The Bombay High Court in a recent order has restrained 98 restaurants, pubs and hotels across the country from playing certain popular film and non-film songs on New Year's eve unless they obtain copyright permissions.
The order was passed by vacation judge Justice Bharati Dangre on a petition filed by music licensing body Phonographic Performance Ltd (PPL).
PPL, which holds the copyright to over 20 lakh songs recorded by various music companies, claimed that every year during Christmas and New Year, such songs are played at pubs, restaurants and hotels without paying any licence fee.

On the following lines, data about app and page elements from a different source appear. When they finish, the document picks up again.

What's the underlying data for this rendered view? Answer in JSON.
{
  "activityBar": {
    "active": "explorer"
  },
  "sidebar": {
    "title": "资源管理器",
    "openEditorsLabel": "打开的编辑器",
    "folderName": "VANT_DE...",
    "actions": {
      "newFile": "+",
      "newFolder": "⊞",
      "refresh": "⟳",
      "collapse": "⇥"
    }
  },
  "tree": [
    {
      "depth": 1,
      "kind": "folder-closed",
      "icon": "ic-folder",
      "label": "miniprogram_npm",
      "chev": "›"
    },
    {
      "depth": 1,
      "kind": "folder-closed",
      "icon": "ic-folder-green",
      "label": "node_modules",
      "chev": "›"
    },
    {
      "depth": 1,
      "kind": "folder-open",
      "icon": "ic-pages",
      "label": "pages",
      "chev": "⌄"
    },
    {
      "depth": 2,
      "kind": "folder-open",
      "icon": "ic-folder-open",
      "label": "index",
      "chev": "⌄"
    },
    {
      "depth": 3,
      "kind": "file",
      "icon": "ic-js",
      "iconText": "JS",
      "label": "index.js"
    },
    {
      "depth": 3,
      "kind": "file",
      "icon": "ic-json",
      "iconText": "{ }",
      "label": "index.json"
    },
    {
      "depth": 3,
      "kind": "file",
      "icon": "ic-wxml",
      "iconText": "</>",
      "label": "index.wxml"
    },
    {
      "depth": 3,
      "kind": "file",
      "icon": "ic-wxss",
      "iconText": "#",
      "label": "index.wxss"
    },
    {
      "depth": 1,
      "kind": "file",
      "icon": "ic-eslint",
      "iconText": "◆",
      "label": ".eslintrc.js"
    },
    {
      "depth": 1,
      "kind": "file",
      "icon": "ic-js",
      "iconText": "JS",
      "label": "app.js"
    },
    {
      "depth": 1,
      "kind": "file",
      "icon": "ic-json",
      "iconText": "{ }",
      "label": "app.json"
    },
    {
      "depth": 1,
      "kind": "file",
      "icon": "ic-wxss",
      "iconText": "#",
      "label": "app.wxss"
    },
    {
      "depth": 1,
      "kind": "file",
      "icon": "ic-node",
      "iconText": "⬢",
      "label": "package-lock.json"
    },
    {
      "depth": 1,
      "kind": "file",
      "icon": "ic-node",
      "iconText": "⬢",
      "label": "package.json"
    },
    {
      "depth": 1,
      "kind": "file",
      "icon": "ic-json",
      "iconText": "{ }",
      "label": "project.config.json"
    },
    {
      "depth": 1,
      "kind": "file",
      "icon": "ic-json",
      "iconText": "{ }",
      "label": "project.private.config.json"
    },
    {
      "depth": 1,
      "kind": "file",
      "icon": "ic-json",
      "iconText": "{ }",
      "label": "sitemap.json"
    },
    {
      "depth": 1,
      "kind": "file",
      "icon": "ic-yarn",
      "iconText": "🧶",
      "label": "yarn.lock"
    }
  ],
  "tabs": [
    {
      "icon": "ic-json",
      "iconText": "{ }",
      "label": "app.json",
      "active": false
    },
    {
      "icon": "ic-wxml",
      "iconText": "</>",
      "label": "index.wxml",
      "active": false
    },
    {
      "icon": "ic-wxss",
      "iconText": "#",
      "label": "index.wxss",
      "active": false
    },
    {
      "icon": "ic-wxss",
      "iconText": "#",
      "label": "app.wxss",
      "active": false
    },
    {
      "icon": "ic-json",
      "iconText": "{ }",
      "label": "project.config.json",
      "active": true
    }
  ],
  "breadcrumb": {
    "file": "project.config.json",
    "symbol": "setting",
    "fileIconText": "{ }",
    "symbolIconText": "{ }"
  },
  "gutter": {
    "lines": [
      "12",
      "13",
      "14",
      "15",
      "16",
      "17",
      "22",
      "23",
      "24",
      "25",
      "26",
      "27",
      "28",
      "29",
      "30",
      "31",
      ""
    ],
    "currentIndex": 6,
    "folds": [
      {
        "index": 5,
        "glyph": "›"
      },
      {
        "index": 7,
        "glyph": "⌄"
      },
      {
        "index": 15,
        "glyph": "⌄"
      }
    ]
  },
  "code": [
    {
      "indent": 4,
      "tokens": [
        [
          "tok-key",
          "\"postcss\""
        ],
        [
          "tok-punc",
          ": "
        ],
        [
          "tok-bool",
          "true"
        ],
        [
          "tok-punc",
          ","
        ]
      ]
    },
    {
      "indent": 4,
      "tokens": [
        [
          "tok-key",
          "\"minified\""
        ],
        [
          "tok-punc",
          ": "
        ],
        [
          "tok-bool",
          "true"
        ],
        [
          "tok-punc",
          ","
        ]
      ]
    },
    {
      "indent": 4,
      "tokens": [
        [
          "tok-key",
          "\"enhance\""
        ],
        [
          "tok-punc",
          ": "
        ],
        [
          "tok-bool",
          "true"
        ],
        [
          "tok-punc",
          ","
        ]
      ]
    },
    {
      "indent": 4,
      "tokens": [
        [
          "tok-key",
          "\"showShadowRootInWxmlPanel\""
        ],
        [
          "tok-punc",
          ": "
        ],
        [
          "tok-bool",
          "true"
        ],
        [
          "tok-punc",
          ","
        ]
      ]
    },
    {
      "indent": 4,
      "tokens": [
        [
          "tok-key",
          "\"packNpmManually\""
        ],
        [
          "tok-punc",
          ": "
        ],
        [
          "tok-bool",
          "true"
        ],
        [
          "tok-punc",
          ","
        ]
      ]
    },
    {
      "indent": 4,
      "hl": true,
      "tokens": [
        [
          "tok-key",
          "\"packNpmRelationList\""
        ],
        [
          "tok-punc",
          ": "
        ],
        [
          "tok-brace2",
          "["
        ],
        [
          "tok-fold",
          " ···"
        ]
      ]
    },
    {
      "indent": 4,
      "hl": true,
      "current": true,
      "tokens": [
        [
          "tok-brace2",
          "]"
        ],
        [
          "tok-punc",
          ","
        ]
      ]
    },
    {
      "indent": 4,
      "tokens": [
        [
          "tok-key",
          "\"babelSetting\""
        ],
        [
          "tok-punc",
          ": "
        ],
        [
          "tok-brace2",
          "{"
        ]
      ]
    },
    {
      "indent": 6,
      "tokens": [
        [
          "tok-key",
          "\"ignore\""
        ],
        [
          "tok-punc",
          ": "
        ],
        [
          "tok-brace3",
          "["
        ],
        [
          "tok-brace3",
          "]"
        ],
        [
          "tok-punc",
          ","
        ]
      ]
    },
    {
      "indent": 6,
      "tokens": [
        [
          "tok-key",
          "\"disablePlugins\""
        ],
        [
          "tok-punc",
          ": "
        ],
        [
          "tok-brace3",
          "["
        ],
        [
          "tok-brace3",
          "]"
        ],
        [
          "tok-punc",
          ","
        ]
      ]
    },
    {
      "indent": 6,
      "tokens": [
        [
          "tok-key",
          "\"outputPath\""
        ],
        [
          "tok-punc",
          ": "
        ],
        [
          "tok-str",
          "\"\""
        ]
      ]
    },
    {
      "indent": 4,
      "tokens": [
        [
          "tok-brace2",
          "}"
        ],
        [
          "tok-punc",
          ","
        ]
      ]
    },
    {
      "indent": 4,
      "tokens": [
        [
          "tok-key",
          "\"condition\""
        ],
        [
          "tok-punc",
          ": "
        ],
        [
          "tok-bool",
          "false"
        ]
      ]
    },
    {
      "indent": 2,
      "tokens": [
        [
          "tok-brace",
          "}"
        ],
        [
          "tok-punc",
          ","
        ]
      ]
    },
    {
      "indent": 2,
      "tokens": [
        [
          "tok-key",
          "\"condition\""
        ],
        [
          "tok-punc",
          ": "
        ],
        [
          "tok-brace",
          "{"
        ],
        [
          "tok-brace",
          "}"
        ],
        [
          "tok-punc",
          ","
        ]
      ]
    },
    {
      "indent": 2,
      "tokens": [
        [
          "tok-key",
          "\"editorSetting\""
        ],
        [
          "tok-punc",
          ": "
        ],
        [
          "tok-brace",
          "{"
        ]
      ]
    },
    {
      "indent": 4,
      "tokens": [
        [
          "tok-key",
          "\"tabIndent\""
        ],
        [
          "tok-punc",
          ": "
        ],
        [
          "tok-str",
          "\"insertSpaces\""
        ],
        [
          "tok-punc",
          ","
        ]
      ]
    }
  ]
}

The petitioner made several well-known hotels and restaurants including five-star hotels respondents in the case and contended that such establishments need to seek permission and pay a fee under the Copyright Act, 1957.
The respondents objected to the plea arguing that PPL was not the original copyright owner of these songs and it should have tracked down the original owners and made them party to the case.
However, in the order passed earlier this week, Justice Dangre said the court can go into the merit of these arguments later, during the final hearing.
The judge noted that from the assignment deeds produced by PPL, "Prima facie, I have noted that the plaintiff has a right in form of a copyright owner and is entitled to claim that no music over which he claims to have copyright would be played/performed in any event without his licence."
While some of the respondents voluntarily agreed to pay the licence fee to PPL, Justice Dangre said that "it was imperative for all respondents to obtain a licence" from PPL "before the event is organised".